Pastor Kim, a very brave man long before he shows his face to the camera, has devoted his life to helping people escape from North Korea - 10,000 by his counting, in the decade since his son died. He even got his wife through. The Yalu River is the easiest crossing point to the Changbai mountains (Pastor Kim broke his neck there once), but that’s only the beginning - there’s a high reward on every defector’s head for anyone who turns them in as they traverse through China and they’re dependent on middle-men every step of the way. If they go back they’ll be beaten, tortured, set to a Gulag, and perhaps killed — there’s some chilling footage of public executions - but if they escape, their families will be targeted and ruined.

Gavin hones in on two cases. The first is Soyeon Lee, a defector now living in Seoul and separated from her child a decade ago. How this came to happen is shown through an elegantly-rendered rotoscope-like animation. Initially poised and composed as she makes plans to bring the 17 year-old boy across the border, she - and we - become increasingly devastated as this sad story takes its twists and turns. Then we have the Roh family, related to a defector called Hyukchang, who have made a run for it with only the clothes on their backs - mum, dad, two children, and 80 year-old granny who believes that Americans want to kill her, making her realtionship with the non-Korean-speaking Gavin a little tricky. They call Pastor Lee from the Changbai Mountains, wet and crying: help us. But Pastor Kim is relying on a network, his ‘underground railroad’ which is shaky and susceptible to collapse.

Madeline Gavin, whose last film City of Joy was made in the Democratic Republic of Congo, has done an exceptional job in pulling the disparate pieces of this film together. Multiple brokers have snuck out mobile phone footage, and where she can’t go, Pastor Kim takes the camera for her.

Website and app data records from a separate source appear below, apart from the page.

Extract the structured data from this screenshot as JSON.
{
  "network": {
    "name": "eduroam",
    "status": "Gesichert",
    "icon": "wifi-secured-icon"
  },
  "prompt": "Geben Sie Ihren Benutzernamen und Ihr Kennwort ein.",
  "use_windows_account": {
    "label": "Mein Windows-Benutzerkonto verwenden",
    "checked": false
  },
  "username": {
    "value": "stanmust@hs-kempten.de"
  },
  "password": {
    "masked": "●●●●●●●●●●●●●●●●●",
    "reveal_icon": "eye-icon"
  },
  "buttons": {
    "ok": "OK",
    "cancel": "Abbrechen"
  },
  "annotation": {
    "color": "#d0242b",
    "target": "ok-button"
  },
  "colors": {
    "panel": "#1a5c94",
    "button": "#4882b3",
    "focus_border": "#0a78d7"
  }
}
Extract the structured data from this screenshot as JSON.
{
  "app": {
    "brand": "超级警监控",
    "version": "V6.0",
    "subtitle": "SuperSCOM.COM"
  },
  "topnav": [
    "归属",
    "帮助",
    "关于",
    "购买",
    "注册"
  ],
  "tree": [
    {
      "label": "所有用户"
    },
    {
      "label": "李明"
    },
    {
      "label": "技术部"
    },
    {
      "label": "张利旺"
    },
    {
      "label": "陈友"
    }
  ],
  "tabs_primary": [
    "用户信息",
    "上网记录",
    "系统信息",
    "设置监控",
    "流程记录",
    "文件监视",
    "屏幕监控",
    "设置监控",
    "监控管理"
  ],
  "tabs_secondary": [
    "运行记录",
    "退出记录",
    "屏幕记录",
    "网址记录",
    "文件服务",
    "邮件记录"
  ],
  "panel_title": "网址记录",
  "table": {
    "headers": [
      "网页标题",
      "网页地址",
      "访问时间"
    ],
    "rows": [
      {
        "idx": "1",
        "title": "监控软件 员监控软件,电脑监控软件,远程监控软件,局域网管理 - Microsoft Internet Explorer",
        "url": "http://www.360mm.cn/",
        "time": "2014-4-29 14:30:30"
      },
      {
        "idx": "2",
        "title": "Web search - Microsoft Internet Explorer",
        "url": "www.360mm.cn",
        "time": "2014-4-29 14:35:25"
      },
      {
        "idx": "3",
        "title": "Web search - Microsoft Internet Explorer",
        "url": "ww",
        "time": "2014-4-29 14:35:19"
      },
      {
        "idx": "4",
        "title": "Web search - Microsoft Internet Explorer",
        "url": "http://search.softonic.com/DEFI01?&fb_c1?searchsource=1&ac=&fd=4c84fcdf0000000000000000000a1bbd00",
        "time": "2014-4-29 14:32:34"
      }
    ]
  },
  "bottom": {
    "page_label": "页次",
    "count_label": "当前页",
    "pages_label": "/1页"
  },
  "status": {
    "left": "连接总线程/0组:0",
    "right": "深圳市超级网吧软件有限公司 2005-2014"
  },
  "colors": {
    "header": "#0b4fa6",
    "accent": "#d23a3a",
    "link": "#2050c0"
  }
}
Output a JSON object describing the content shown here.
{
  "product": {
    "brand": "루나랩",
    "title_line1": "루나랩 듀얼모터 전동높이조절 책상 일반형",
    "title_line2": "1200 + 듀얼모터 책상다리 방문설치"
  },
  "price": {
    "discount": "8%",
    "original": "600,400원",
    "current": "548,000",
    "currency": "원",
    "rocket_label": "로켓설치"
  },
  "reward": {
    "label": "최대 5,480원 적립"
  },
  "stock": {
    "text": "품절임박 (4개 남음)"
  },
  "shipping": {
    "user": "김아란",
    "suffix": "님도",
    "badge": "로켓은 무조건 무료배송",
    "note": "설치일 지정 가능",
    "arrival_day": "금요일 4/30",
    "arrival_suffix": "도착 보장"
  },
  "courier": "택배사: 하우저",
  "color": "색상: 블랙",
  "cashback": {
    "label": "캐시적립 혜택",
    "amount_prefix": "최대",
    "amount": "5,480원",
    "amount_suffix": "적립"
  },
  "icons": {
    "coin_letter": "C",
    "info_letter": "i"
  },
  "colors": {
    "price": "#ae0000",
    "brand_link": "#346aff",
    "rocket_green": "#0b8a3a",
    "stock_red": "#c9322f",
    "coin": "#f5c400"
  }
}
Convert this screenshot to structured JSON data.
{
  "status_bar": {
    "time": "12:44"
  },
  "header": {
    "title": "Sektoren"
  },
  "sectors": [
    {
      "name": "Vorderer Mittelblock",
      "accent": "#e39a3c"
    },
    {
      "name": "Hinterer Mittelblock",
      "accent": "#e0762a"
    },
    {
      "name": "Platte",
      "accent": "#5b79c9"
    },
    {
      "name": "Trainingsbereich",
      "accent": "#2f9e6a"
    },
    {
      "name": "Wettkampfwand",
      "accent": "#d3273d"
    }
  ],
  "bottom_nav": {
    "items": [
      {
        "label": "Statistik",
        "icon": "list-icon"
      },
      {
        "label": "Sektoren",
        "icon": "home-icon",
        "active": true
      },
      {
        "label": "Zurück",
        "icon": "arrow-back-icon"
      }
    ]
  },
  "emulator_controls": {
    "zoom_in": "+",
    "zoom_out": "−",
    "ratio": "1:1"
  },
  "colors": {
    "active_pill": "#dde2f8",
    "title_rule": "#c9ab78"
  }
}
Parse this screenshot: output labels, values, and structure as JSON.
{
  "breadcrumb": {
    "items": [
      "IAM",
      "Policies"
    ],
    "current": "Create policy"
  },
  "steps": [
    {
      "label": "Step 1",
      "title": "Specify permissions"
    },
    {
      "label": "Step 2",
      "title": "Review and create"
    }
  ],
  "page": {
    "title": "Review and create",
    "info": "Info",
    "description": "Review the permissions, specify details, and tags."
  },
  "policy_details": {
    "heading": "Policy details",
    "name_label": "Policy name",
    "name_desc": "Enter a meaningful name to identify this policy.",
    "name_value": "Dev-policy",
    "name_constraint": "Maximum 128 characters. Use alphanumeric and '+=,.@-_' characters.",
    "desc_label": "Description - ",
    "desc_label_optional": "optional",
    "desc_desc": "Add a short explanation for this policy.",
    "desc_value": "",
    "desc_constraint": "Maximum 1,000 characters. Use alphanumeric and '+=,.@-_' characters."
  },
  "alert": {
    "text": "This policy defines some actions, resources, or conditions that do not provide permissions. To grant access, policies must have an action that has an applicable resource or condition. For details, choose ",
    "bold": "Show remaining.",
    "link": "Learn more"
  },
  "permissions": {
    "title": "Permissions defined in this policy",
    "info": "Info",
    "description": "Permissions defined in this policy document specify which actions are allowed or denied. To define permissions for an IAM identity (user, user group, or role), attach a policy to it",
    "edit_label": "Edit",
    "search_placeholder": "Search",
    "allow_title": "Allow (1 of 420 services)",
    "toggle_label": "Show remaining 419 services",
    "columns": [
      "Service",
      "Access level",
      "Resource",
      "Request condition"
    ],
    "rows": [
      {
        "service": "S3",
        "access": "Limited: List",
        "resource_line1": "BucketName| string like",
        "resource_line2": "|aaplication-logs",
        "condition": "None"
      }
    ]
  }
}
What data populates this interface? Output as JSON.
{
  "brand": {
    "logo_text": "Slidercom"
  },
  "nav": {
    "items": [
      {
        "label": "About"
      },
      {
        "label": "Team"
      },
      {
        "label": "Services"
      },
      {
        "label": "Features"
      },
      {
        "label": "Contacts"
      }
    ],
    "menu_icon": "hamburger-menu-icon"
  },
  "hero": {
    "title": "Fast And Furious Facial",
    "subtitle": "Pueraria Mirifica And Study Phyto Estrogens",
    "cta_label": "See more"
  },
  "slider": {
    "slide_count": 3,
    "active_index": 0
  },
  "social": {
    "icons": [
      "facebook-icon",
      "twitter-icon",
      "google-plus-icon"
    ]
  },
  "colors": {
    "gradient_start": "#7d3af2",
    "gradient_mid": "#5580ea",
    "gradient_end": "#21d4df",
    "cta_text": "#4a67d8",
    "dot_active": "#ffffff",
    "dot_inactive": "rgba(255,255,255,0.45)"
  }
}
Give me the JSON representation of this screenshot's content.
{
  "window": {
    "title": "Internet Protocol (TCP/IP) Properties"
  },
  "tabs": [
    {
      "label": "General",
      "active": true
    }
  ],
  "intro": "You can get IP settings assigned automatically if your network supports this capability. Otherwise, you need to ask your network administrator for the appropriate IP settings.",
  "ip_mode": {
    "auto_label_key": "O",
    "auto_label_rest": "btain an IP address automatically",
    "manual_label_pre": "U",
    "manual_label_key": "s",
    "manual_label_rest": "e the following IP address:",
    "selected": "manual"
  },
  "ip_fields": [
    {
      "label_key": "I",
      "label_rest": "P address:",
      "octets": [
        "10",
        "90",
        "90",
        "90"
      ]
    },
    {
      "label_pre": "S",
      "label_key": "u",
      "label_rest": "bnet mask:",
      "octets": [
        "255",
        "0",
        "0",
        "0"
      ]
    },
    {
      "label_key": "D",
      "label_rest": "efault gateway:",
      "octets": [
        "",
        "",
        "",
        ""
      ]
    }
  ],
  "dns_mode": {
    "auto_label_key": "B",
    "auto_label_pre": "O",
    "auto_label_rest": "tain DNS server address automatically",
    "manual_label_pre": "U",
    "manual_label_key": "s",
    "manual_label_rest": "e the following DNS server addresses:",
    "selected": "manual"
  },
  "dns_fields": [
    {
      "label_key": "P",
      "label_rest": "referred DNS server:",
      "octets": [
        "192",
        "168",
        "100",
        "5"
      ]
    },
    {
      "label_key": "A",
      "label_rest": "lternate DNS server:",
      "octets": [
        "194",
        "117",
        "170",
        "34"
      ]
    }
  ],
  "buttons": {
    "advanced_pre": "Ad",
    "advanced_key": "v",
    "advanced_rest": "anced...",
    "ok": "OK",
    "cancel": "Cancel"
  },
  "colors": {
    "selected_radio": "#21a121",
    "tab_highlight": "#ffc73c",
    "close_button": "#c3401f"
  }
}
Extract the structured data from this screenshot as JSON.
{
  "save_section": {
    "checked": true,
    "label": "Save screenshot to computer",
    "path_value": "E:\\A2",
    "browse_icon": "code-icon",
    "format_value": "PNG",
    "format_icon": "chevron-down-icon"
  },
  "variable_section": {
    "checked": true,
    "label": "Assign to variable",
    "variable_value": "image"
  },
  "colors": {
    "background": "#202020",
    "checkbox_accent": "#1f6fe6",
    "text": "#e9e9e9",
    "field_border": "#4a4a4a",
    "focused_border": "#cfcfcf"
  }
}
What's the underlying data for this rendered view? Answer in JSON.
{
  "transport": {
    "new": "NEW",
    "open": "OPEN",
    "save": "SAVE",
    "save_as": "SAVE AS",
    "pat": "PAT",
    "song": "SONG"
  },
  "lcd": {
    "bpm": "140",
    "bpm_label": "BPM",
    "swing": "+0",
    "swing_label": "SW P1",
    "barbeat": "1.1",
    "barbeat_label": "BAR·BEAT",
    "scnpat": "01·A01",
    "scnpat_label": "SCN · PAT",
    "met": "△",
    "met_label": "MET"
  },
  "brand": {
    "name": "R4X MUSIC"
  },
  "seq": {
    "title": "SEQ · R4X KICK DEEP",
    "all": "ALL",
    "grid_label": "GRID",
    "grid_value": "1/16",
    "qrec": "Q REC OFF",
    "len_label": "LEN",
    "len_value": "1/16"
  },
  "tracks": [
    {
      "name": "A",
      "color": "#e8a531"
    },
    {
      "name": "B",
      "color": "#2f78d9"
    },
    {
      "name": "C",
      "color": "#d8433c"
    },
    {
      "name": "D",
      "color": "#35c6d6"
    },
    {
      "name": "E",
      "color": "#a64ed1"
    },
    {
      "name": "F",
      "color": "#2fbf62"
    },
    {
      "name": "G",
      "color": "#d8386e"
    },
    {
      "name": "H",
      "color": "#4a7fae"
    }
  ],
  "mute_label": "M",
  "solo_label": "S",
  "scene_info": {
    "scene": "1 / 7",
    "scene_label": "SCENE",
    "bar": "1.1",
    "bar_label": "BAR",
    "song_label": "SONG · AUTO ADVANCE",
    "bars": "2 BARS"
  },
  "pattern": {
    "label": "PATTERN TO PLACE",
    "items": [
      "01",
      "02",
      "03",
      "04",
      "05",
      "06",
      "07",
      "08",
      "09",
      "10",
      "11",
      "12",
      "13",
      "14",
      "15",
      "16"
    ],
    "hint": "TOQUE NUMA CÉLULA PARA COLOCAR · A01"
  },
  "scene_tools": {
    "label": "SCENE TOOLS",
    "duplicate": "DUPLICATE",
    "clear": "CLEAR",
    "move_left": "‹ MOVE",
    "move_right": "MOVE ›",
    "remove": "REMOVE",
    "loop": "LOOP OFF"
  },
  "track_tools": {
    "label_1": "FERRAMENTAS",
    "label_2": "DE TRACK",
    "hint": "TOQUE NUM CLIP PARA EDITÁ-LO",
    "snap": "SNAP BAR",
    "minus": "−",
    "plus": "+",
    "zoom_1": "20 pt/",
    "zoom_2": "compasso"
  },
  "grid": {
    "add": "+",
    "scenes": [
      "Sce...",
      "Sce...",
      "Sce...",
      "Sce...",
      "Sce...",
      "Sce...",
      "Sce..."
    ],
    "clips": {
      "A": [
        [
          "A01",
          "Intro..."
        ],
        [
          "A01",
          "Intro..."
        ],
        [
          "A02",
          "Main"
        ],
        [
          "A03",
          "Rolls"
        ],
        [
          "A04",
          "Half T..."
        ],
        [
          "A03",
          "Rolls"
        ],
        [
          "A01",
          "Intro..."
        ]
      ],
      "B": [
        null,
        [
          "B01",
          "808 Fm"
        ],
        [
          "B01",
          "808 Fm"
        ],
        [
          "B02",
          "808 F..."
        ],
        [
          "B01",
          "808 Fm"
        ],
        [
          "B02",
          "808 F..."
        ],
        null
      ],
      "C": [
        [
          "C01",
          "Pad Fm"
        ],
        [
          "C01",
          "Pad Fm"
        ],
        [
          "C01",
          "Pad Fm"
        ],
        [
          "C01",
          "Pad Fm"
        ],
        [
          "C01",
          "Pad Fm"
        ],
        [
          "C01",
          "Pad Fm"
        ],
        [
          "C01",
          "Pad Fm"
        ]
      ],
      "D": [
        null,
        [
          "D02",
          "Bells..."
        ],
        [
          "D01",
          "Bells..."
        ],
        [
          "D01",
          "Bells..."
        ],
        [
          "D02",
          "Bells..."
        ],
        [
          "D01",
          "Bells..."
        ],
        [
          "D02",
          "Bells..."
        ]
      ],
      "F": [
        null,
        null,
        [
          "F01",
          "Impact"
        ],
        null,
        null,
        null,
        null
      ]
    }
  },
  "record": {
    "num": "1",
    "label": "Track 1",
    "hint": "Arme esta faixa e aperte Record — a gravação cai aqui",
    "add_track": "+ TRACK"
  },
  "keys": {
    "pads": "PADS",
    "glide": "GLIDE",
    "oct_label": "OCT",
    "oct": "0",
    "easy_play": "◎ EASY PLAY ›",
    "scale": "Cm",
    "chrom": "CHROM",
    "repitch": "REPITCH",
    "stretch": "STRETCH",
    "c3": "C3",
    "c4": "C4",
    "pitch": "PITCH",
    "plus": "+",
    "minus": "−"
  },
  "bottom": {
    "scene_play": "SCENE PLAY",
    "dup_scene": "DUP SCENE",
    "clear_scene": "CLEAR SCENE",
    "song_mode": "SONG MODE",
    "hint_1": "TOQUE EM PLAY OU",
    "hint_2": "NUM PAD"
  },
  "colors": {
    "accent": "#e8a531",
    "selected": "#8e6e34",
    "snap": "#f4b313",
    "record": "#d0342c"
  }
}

They’ve built an alliance, Gavin and Pastor Kim and a defector called Hyeonseo Lee, who has written a book about her experiences also provides context and commentary. But it’s a dangerous one for him, and for all the others who show their faces to the screen, and it could be for her too. This is a film you haven’t seen before from a place you’ll never visit, a first-class example of bravery and reportage melding into an filmed testament. It’s not just that it’s nailbiting. The unease lingers long after viewing,  for every person associated with it.

Production companies: Ideal Partners

International sales: Submarine,

Producers: Jena Edelbaum, Rachel Cohen, Sue Mi Terry

Editing: Madeleine Gavin 

Music: Adam Taylor